The team studied the secondary electron yield (SEY) of copper foam to gain insight into the extent of yield suppression by porous structures. Entitled “Secondary Electron Emission from Reticulated Cellular Copper Surfaces” (doi: 10.1063/5.0015528) the paper compares the results of secondary electron measurements taken in the electric propulsion laboratories at The Aerospace Corporation in El Segundo, CA with ray-tracing Monte Carlo simulations. The two methods found good agreement and helped the team conclude the reticulated structures examined caused a 20% reduction in SEY. Additionally, the team found that the SEY becomes nearly independent of the incident electron energy above 200 eV for steep angles of incidence. According to the paper, “Such phenomena have a direct impact on the lifetime and effectiveness of scanning electron microscopes (SEMs), particle accelerators, plasma TV displays, waveguides, and satellites.”
When asked about his thoughts regarding the article being featured as the cover of the journal Dickstein commented, “It was gratifying enough to have the paper published. Seeing it make the cover was unexpected and an honor.” The Ph.D. candidate went on to share that “the primary goal should be to disseminate your research so someone out there can benefit. It could be a fellow researcher who is able to validate their work by comparing against yours or an engineer who improves their design after gaining insight your publication was able to provide.”
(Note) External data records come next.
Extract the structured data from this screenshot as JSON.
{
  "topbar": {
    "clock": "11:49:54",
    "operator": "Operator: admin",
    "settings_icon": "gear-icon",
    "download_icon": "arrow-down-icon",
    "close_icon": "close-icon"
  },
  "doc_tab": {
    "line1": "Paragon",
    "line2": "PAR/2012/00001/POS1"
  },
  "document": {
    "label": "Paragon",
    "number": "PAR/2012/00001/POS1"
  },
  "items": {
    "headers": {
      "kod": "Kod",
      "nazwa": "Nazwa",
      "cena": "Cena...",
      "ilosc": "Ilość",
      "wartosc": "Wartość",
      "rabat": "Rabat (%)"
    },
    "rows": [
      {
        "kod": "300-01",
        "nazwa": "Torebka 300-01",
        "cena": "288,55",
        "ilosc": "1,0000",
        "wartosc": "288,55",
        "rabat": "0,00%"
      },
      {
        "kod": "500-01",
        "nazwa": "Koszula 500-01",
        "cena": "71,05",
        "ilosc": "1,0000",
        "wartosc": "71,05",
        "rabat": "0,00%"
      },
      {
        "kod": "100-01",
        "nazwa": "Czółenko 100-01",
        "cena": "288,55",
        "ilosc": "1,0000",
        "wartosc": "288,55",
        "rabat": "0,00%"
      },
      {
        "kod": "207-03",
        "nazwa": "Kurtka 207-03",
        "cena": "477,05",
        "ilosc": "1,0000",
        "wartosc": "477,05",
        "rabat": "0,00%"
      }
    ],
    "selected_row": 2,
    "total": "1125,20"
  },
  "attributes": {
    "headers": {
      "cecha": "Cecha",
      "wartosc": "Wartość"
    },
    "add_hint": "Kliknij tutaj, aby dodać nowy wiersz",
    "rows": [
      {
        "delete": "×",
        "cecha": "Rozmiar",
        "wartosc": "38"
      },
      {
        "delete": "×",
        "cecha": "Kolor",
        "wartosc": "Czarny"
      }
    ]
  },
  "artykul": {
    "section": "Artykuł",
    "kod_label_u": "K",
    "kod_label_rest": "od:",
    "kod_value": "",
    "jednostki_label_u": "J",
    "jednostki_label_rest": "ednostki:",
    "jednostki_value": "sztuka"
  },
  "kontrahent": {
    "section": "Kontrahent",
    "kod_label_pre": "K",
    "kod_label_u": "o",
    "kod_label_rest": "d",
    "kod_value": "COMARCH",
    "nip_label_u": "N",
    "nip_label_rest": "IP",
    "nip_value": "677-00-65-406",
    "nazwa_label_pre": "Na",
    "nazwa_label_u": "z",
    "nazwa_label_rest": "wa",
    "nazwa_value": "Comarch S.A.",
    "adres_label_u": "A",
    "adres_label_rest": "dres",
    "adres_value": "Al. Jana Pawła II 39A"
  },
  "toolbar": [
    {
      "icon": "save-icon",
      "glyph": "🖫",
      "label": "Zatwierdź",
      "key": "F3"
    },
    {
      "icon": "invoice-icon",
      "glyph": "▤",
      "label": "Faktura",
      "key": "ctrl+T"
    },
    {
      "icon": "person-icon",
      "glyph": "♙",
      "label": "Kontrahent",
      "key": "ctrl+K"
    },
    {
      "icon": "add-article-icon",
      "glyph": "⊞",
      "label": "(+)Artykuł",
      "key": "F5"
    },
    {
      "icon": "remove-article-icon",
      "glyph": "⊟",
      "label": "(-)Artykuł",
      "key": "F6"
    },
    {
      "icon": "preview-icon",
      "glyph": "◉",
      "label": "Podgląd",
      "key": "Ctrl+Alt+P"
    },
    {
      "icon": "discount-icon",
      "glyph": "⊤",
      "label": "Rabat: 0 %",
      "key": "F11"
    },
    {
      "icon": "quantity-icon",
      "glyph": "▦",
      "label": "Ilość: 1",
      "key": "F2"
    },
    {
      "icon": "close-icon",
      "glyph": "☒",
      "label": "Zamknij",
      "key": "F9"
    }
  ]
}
Regarding support Dickstein stated, “Not only was the internal team facilitative and unified in achieving its objectives, but the external support, from both the collaborators and the stakeholders, was key to finishing the project.” The efforts involved in producing this paper were funded by the Air Force Office of Scientific Research as well as the National Science Foundation which provides Dickstein’s graduate fellowship.
Journal paper link: https://aip.scitation.org/doi/10.1063/5.0015528.